Data excerpts:
******************************

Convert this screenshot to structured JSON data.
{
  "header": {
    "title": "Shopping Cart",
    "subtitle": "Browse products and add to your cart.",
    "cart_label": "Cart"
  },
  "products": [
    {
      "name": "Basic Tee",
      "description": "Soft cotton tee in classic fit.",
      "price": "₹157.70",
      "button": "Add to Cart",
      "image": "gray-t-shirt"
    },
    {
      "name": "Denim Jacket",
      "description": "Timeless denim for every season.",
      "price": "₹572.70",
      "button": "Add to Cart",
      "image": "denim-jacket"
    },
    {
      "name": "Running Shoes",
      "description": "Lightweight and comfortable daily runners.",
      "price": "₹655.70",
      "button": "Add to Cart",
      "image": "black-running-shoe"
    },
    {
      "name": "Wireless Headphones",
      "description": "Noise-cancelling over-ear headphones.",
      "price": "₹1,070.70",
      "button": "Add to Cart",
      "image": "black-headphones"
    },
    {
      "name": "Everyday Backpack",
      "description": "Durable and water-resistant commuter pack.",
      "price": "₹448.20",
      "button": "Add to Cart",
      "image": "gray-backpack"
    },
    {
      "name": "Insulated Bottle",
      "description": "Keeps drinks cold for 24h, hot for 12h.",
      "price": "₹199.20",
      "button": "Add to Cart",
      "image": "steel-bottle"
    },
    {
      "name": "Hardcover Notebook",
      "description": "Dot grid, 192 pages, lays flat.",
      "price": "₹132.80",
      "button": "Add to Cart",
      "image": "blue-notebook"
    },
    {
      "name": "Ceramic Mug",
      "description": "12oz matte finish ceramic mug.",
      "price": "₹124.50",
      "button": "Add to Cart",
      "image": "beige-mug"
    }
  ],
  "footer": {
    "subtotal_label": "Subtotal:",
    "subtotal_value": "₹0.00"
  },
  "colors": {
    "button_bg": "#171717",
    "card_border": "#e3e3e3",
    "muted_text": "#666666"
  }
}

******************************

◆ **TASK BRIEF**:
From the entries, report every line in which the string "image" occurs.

◆ **TASK RESPONSE**:
      "image": "gray-t-shirt"
      "image": "denim-jacket"
      "image": "black-running-shoe"
      "image": "black-headphones"
      "image": "gray-backpack"
      "image": "steel-bottle"
      "image": "blue-notebook"
      "image": "beige-mug"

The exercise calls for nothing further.